This satirical look at the love lives of personal trainers is enjoyably left of centre

Of all people to make a romcom about the love lives of personal trainers in Austin, Texas, few writer-directors would appear less likely than Andrew Bujalski. With four scatty and eccentric features under his belt, most recently Computer Chess, Bujalski is more or less the leading light of the US “mumblecore” movement – a maker of shoestring indies in no hurry to get anywhere fast.

Results, Bujalski’s first film with name actors, cost more than those other four combined. It has odd, twitchy rhythms for a romcom, which testify to the Bujalski touch: there are three main characters, involved in a love triangle of sorts, but deciding which pair to root for will keep you scratching your head. They’re all massively dysfunctional, and only one of them even knows it. This is Danny (Kevin Corrigan), an out-of-shape recent divorcé who has received a huge windfall from his late mother, and now has more money than he knows what to do with.

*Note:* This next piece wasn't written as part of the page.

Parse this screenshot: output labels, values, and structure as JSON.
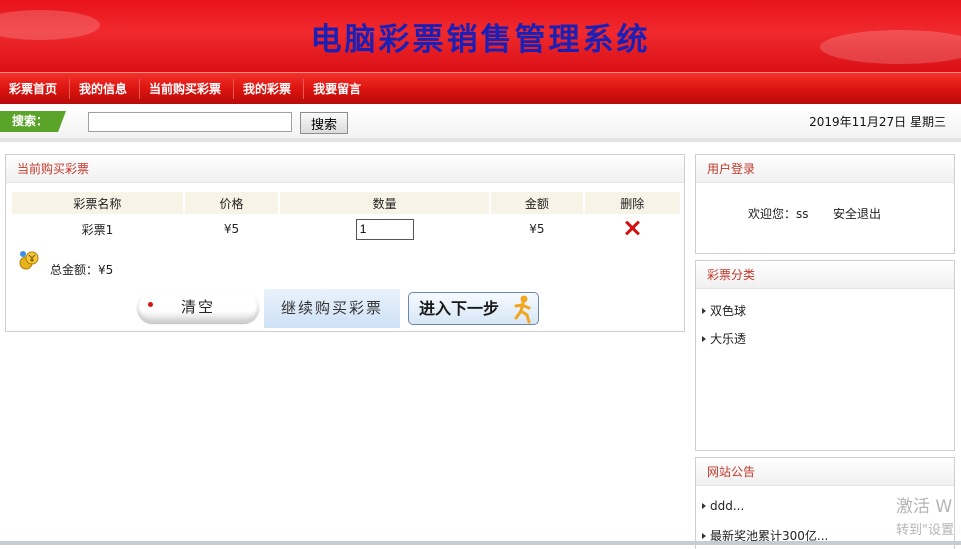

Fitness-guru-with-a-dream Trevor (Guy Pearce) happily assigns this ball of depression and low self-esteem to a trainer called Kat (Cobie Smulders), with whom Trevor has an on-off thing – as she puts it, this wouldn’t be the first time “a couple of fit, sweaty people who work together” wound up boffing.

The trouble, really, is that they’re both insane. Pearce, who used to be a competitive bodybuilder in his pre-Neighbours days, breezily establishes a character who has been spouting his earnest self-improvement mantras for so long he has nothing else to believe in – he’s all windmilling hand gestures and forced positivity. Kat, as played by the promising Smulders, calls him out on his nonsense when she feels like it, but she’s just as much of a headcase, if not more so: she runs absolutely everywhere at all times, and throws whopping great huffs when clients decide they’ve had enough.

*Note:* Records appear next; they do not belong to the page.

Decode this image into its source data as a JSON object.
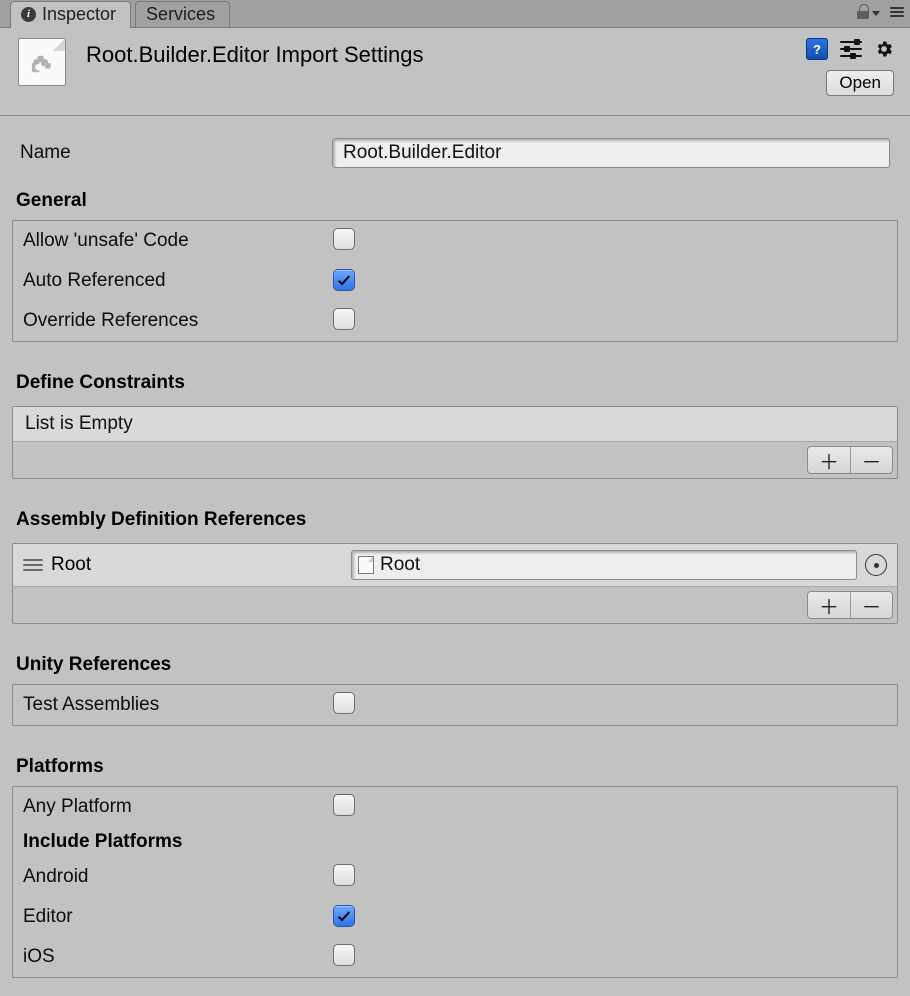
{
  "tabs": {
    "inspector": "Inspector",
    "services": "Services"
  },
  "header": {
    "title": "Root.Builder.Editor Import Settings",
    "open_label": "Open"
  },
  "fields": {
    "name_label": "Name",
    "name_value": "Root.Builder.Editor"
  },
  "sections": {
    "general": "General",
    "define_constraints": "Define Constraints",
    "assembly_refs": "Assembly Definition References",
    "unity_refs": "Unity References",
    "platforms": "Platforms",
    "include_platforms": "Include Platforms"
  },
  "general": {
    "allow_unsafe_label": "Allow 'unsafe' Code",
    "allow_unsafe_checked": false,
    "auto_referenced_label": "Auto Referenced",
    "auto_referenced_checked": true,
    "override_refs_label": "Override References",
    "override_refs_checked": false
  },
  "define_constraints": {
    "empty_text": "List is Empty"
  },
  "assembly_refs": {
    "items": [
      {
        "label": "Root",
        "value": "Root"
      }
    ]
  },
  "unity_refs": {
    "test_assemblies_label": "Test Assemblies",
    "test_assemblies_checked": false
  },
  "platforms": {
    "any_platform_label": "Any Platform",
    "any_platform_checked": false,
    "items": [
      {
        "label": "Android",
        "checked": false
      },
      {
        "label": "Editor",
        "checked": true
      },
      {
        "label": "iOS",
        "checked": false
      }
    ]
  },
  "icons": {
    "plus": "＋",
    "minus": "－"
  }
}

Bujalski is so focused on satirising America’s healthy-living obsession that any functional romance feels pretty far off the table: some fairly bald third-act manoeuvres, worthy of a lesser George Clooney vehicle, are needed to wake these characters out of their delusional trance. In general, the film’s larger gestures, which feel sketchy and unconvincing by themselves, don’t work nearly as well as its throwaway details. The McMansion Danny has bought himself leaves him rattling around inside like a pinball – he has a new sofa covered in plastic, a bizarre collection of chairs, and walks around with his guitar plugged in.

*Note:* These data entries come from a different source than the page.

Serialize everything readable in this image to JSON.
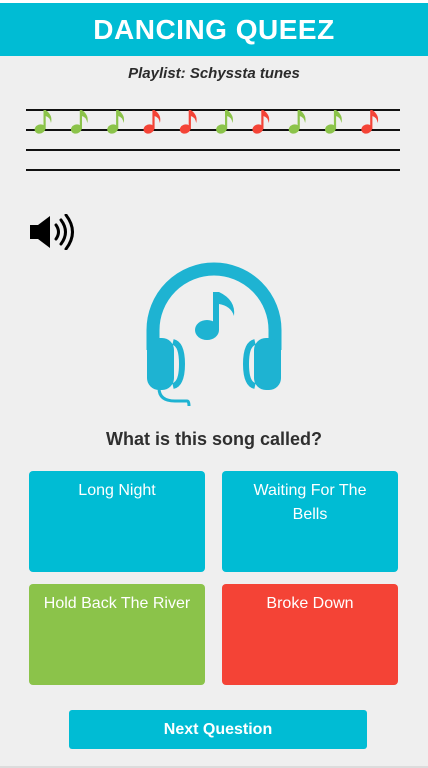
{
  "app": {
    "title": "DANCING QUEEZ"
  },
  "playlist": {
    "label": "Playlist: Schyssta tunes"
  },
  "staff": {
    "notes": [
      {
        "status": "correct"
      },
      {
        "status": "correct"
      },
      {
        "status": "correct"
      },
      {
        "status": "wrong"
      },
      {
        "status": "wrong"
      },
      {
        "status": "correct"
      },
      {
        "status": "wrong"
      },
      {
        "status": "correct"
      },
      {
        "status": "correct"
      },
      {
        "status": "wrong"
      }
    ]
  },
  "icons": {
    "speaker": "speaker-icon",
    "headphones": "headphones-music-icon"
  },
  "question": {
    "text": "What is this song called?"
  },
  "answers": [
    {
      "label": "Long Night",
      "state": "neutral"
    },
    {
      "label": "Waiting For The Bells",
      "state": "neutral"
    },
    {
      "label": "Hold Back The River",
      "state": "correct"
    },
    {
      "label": "Broke Down",
      "state": "wrong"
    }
  ],
  "next_button": {
    "label": "Next Question"
  },
  "colors": {
    "accent": "#00bcd4",
    "correct": "#8bc34a",
    "wrong": "#f44336",
    "background": "#efefef"
  }
}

In perhaps the most exquisitely funny-tragic section, Danny tries to romance Kat by hiring jazz balladeers to serenade them over a candlelit dinner. “I just ate a PowerBar,” she announces in lycra, expecting a workout. The ensemble keep playing, long after she’s bailed on the whole debacle.

Corrigan – one of those vital, Steve Buscemi-like character actors without whom American independent film would be truly bereft – is given something close to a victory lap in this part, and it’s hard not to applaud his every moment. He’s losing his hair, looks fit to burst from pizza consumption, and gets a Rocky montage. His quad exercises channel Monty Python’s Ministry of Silly Walks. “I’m going to stick with pudgy and mellow,” he resolves, after the fad has finally run its course. Like Bujalski trying to broaden his appeal with a mainstream romcom – and heroically failing – Corrigan’s beautiful loser might make more of an effort to shape up, but we’d love him less.